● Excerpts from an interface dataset

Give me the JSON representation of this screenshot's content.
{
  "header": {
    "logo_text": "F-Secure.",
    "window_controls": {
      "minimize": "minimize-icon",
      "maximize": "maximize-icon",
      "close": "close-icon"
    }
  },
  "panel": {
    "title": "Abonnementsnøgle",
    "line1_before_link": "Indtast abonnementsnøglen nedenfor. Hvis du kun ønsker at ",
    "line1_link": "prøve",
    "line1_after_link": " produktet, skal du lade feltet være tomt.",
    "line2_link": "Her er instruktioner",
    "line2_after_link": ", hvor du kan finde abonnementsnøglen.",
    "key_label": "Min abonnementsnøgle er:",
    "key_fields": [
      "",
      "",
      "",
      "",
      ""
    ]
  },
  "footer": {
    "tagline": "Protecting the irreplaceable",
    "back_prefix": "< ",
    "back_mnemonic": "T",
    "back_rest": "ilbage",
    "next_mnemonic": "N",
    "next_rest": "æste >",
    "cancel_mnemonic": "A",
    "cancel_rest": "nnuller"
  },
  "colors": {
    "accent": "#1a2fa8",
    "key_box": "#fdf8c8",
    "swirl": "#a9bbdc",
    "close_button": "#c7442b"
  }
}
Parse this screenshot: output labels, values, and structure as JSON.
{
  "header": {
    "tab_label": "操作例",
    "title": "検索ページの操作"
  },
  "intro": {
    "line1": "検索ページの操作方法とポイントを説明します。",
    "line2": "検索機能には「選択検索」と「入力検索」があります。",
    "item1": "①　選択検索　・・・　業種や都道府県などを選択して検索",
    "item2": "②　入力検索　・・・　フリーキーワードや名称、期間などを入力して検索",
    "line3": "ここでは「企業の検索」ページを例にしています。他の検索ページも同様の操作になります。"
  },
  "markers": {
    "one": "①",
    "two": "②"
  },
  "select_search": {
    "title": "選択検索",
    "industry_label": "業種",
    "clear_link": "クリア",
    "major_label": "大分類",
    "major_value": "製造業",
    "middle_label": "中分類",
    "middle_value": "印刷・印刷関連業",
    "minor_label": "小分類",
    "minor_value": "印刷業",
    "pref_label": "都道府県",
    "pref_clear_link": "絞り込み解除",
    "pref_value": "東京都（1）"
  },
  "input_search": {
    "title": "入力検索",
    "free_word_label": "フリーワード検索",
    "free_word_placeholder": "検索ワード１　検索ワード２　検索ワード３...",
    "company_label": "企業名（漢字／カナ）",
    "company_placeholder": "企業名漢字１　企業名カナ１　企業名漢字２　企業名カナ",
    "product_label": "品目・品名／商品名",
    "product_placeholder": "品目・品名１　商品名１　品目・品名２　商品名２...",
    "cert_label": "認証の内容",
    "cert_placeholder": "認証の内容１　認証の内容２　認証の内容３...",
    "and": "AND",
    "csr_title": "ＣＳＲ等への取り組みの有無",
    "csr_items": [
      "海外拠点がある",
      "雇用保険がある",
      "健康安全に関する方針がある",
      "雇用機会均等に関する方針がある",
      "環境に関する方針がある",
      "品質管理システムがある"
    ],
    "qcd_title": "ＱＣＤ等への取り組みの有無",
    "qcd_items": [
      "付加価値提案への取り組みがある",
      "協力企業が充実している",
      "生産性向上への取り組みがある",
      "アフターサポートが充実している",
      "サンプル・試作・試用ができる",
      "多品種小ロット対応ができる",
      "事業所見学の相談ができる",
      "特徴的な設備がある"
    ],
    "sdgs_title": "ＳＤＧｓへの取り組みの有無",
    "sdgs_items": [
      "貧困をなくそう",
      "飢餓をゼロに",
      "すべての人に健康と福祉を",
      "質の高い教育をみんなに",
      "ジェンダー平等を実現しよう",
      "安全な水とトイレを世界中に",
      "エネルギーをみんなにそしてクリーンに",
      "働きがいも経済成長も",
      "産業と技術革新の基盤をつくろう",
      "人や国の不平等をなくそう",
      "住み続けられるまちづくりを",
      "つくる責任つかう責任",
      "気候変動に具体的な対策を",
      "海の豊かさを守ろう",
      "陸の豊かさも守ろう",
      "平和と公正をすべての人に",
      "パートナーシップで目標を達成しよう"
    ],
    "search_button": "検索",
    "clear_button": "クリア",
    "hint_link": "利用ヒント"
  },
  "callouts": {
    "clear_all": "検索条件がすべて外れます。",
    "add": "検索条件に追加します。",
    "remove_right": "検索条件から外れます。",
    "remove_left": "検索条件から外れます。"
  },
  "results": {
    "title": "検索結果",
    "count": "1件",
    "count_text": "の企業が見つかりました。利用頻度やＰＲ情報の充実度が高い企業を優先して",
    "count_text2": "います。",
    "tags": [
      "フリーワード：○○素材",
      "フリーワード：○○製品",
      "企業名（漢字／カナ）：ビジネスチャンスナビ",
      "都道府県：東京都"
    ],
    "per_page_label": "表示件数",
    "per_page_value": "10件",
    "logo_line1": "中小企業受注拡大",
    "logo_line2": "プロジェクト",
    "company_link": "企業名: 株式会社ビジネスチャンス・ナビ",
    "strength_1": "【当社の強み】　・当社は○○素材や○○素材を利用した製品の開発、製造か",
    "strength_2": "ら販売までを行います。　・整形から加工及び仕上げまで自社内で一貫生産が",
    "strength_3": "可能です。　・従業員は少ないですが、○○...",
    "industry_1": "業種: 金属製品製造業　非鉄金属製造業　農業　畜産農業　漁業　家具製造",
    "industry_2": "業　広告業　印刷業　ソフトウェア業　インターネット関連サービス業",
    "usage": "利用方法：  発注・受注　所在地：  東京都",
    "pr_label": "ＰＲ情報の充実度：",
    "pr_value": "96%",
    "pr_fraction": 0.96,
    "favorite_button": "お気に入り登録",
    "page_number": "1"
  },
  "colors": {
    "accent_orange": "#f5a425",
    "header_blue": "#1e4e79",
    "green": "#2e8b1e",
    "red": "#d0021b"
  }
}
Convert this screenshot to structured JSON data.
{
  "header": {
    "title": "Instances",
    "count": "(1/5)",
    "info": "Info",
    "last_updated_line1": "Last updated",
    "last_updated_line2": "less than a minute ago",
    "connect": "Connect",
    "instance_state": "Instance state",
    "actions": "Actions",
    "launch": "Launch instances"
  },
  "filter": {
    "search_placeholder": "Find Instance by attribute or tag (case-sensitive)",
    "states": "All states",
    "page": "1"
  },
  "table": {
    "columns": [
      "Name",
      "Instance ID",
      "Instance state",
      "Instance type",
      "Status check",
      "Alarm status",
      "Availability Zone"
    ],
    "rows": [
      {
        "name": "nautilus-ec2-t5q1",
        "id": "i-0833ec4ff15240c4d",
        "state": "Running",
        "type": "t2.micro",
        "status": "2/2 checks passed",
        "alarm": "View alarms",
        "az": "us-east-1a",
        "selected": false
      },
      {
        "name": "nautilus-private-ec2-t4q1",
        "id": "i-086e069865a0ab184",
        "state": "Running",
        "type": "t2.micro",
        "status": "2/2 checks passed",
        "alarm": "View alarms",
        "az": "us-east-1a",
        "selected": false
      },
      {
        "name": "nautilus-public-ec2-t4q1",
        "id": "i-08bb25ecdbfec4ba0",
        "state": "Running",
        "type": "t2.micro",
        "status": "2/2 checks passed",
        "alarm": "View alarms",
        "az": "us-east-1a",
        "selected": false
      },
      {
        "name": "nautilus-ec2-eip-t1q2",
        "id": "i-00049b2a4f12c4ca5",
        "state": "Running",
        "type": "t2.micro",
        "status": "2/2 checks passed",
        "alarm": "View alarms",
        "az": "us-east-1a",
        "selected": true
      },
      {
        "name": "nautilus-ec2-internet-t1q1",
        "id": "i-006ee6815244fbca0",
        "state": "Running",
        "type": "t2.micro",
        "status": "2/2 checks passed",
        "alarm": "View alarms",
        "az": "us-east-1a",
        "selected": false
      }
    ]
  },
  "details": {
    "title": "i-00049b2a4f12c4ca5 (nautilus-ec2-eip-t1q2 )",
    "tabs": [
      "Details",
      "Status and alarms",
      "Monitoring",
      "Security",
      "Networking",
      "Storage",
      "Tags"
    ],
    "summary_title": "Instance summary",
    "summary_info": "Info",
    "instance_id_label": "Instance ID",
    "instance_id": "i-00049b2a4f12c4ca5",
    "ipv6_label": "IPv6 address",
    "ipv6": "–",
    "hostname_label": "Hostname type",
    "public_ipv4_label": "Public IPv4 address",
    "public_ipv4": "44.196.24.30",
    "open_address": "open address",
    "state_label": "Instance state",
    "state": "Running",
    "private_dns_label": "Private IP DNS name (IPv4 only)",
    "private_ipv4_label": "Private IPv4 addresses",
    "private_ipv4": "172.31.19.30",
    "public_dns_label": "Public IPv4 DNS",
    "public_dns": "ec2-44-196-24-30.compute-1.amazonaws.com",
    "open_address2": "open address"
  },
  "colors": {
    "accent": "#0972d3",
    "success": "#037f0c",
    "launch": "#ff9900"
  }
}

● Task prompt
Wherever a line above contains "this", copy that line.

● Written response
Give me the JSON representation of this screenshot's content.
Parse this screenshot: output labels, values, and structure as JSON.
Convert this screenshot to structured JSON data.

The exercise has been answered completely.